For the past decade, WikiLeaks has published groundbreaking evidence of government and corporate abuse while getting targeted for abuse itself, including a seven-year vendetta against founder Julian Assange, says John Pilger.
Typically, the mainstream U.S. media responds to a major leak of U.S. intelligence secrets as a whodunit search for the leaker rather than focus on the troubling disclosures, as Jesselyn Radack notes after the “Vault 7” release.
Exclusive: The gauzy allegations of Russia “hacking” the Democrats to elect Donald Trump just got hazier with WikiLeaks’ new revelations about CIA cyber-spying and the capability to pin the blame on others, reports Robert Parry.
Exclusive: Despite mainstream media acceptance, the U.S. intelligence community’s assessment on alleged Russian “hacking” still lacks hard public evidence, a case of “trust-us” by politicized spy agencies, writes Robert Parry.
Still not showing evidence, U.S. intelligence chief James Clapper told senators he’s really sure Russia was the source of “hacked” Democratic emails, but the case remains weak, say ex-intelligence officials William Binney and Ray McGovern.
Democracy rests on citizens getting real facts and applying rational analysis. The ability of governments, including the U.S. government, to suppress facts and thus manage perceptions represents the opposite, a power over the people that WikiLeaks’ Julian Assange threatened, says Norman Solomon.
In an era when powerful institutions demonize decent people and the mainstream media joins in, piling on the abuse legal proceedings have become another Kafka-esque weapon of coercion. Few cases are more troubling than the persecution of WikiLeaks founder Julian…
Across the Western world, there has been a clamping down on meaningful dissent, including secret information that is withheld from the public in the name of national security.
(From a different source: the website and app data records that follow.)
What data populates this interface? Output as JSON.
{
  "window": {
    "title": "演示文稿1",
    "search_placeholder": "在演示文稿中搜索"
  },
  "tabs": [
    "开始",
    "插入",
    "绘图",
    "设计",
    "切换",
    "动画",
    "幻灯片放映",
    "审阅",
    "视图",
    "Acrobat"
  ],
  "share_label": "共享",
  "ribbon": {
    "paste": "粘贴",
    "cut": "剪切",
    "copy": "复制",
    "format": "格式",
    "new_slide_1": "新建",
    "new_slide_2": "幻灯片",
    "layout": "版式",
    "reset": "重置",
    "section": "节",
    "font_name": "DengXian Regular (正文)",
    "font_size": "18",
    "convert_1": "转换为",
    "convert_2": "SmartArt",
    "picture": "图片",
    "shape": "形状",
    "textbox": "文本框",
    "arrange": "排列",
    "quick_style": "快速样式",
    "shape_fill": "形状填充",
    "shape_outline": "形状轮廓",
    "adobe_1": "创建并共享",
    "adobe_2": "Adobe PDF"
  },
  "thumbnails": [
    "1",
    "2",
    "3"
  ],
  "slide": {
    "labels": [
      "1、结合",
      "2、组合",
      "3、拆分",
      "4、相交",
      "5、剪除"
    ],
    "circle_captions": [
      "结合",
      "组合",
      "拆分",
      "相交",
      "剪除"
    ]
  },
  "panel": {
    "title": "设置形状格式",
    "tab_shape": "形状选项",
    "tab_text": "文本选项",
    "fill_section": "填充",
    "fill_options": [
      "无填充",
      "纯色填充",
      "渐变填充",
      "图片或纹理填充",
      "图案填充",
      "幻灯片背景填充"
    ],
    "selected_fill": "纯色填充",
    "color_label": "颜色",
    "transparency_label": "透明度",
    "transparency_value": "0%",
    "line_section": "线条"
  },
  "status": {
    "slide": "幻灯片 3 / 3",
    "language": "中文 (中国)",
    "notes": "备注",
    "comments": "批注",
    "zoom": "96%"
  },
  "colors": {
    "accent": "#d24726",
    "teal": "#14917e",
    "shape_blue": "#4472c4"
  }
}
And there has been a failure to contest this assault on democracy,…
A group of former U.S. national security officials will bestow its annual award for integrity in intelligence on U.S. Army Pvt. Manning, honoring the imprisoned whistleblower’s release of evidence showing the human consequences of the wars in Iraq and Afghanistan.